Component data from apps and pages:
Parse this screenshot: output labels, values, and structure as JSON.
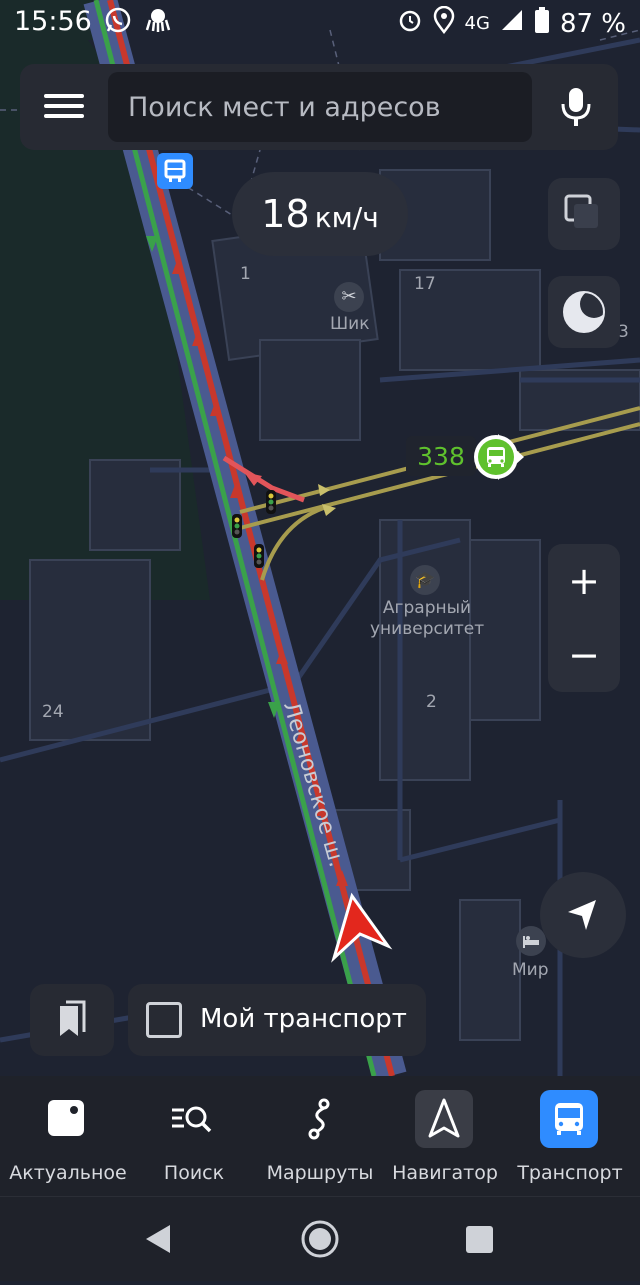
{
  "status_bar": {
    "time": "15:56",
    "network": "4G",
    "battery": "87 %",
    "icons": [
      "whatsapp-icon",
      "octopus-icon",
      "alarm-icon",
      "location-icon",
      "signal-icon",
      "battery-icon"
    ]
  },
  "search": {
    "placeholder": "Поиск мест и адресов"
  },
  "speed": {
    "value": "18",
    "unit": "км/ч"
  },
  "map_labels": {
    "building_1": "1",
    "building_17": "17",
    "building_3": "3",
    "building_2": "2",
    "building_24": "24",
    "poi_shik": "Шик",
    "poi_agrarian_line1": "Аграрный",
    "poi_agrarian_line2": "университет",
    "poi_mir": "Мир",
    "street": "Леоновское ш."
  },
  "bus": {
    "route_number": "338",
    "color": "#5fc12d"
  },
  "zoom": {
    "plus": "+",
    "minus": "−"
  },
  "my_transport": {
    "label": "Мой транспорт",
    "checked": false
  },
  "bottom_nav": [
    {
      "label": "Актуальное",
      "icon": "actual-icon",
      "active": false
    },
    {
      "label": "Поиск",
      "icon": "search-list-icon",
      "active": false
    },
    {
      "label": "Маршруты",
      "icon": "routes-icon",
      "active": false
    },
    {
      "label": "Навигатор",
      "icon": "navigator-icon",
      "active": false
    },
    {
      "label": "Транспорт",
      "icon": "bus-icon",
      "active": true
    }
  ],
  "colors": {
    "accent_blue": "#2f8cff",
    "traffic_red": "#c8382c",
    "traffic_green": "#3aa14a",
    "route_yellow": "#a79c4e",
    "position_arrow": "#e3271d"
  }
}
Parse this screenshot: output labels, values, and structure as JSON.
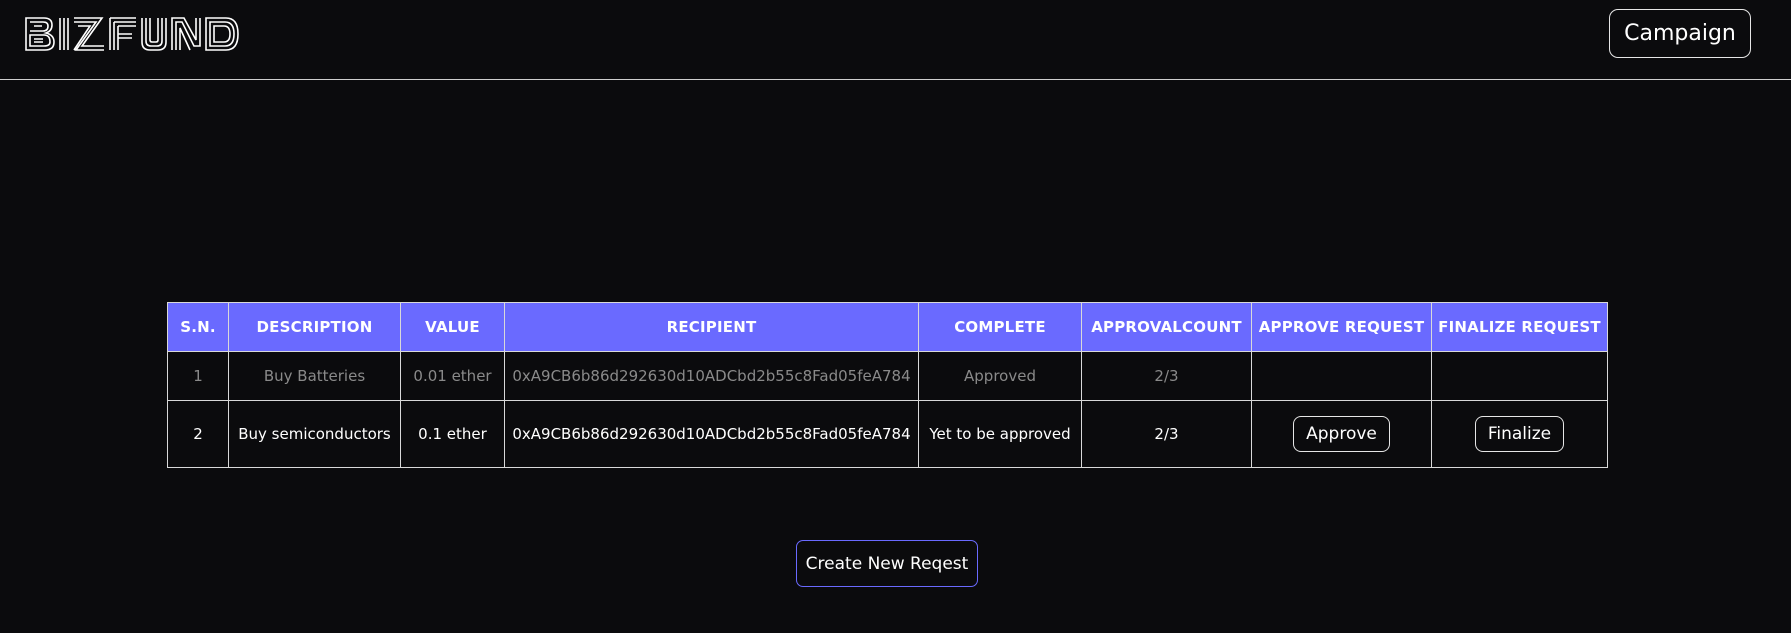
{
  "navbar": {
    "logo_text": "BIZFUND",
    "campaign_label": "Campaign"
  },
  "table": {
    "headers": [
      "S.N.",
      "DESCRIPTION",
      "VALUE",
      "RECIPIENT",
      "COMPLETE",
      "APPROVALCOUNT",
      "APPROVE REQUEST",
      "FINALIZE REQUEST"
    ],
    "rows": [
      {
        "sn": "1",
        "description": "Buy Batteries",
        "value": "0.01 ether",
        "recipient": "0xA9CB6b86d292630d10ADCbd2b55c8Fad05feA784",
        "complete": "Approved",
        "approval_count": "2/3",
        "approve_label": "",
        "finalize_label": ""
      },
      {
        "sn": "2",
        "description": "Buy semiconductors",
        "value": "0.1 ether",
        "recipient": "0xA9CB6b86d292630d10ADCbd2b55c8Fad05feA784",
        "complete": "Yet to be approved",
        "approval_count": "2/3",
        "approve_label": "Approve",
        "finalize_label": "Finalize"
      }
    ]
  },
  "create_button_label": "Create New Reqest",
  "colors": {
    "background": "#0b0b0d",
    "header_bg": "#6a6aff",
    "accent_border": "#6a6aff",
    "muted_text": "#8a8a8a"
  }
}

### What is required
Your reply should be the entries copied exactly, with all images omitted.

### Written answer
Parse this screenshot: output labels, values, and structure as JSON.
{
  "status_bar": {
    "time": "15:56",
    "network": "4G",
    "battery": "87 %",
    "icons": [
      "whatsapp-icon",
      "octopus-icon",
      "alarm-icon",
      "location-icon",
      "signal-icon",
      "battery-icon"
    ]
  },
  "search": {
    "placeholder": "Поиск мест и адресов"
  },
  "speed": {
    "value": "18",
    "unit": "км/ч"
  },
  "map_labels": {
    "building_1": "1",
    "building_17": "17",
    "building_3": "3",
    "building_2": "2",
    "building_24": "24",
    "poi_shik": "Шик",
    "poi_agrarian_line1": "Аграрный",
    "poi_agrarian_line2": "университет",
    "poi_mir": "Мир",
    "street": "Леоновское ш."
  },
  "bus": {
    "route_number": "338",
    "color": "#5fc12d"
  },
  "zoom": {
    "plus": "+",
    "minus": "−"
  },
  "my_transport": {
    "label": "Мой транспорт",
    "checked": false
  },
  "bottom_nav": [
    {
      "label": "Актуальное",
      "icon": "actual-icon",
      "active": false
    },
    {
      "label": "Поиск",
      "icon": "search-list-icon",
      "active": false
    },
    {
      "label": "Маршруты",
      "icon": "routes-icon",
      "active": false
    },
    {
      "label": "Навигатор",
      "icon": "navigator-icon",
      "active": false
    },
    {
      "label": "Транспорт",
      "icon": "bus-icon",
      "active": true
    }
  ],
  "colors": {
    "accent_blue": "#2f8cff",
    "traffic_red": "#c8382c",
    "traffic_green": "#3aa14a",
    "route_yellow": "#a79c4e",
    "position_arrow": "#e3271d"
  }
}
Parse this screenshot: output labels, values, and structure as JSON.
{
  "navbar": {
    "logo_text": "BIZFUND",
    "campaign_label": "Campaign"
  },
  "table": {
    "headers": [
      "S.N.",
      "DESCRIPTION",
      "VALUE",
      "RECIPIENT",
      "COMPLETE",
      "APPROVALCOUNT",
      "APPROVE REQUEST",
      "FINALIZE REQUEST"
    ],
    "rows": [
      {
        "sn": "1",
        "description": "Buy Batteries",
        "value": "0.01 ether",
        "recipient": "0xA9CB6b86d292630d10ADCbd2b55c8Fad05feA784",
        "complete": "Approved",
        "approval_count": "2/3",
        "approve_label": "",
        "finalize_label": ""
      },
      {
        "sn": "2",
        "description": "Buy semiconductors",
        "value": "0.1 ether",
        "recipient": "0xA9CB6b86d292630d10ADCbd2b55c8Fad05feA784",
        "complete": "Yet to be approved",
        "approval_count": "2/3",
        "approve_label": "Approve",
        "finalize_label": "Finalize"
      }
    ]
  },
  "create_button_label": "Create New Reqest",
  "colors": {
    "background": "#0b0b0d",
    "header_bg": "#6a6aff",
    "accent_border": "#6a6aff",
    "muted_text": "#8a8a8a"
  }
}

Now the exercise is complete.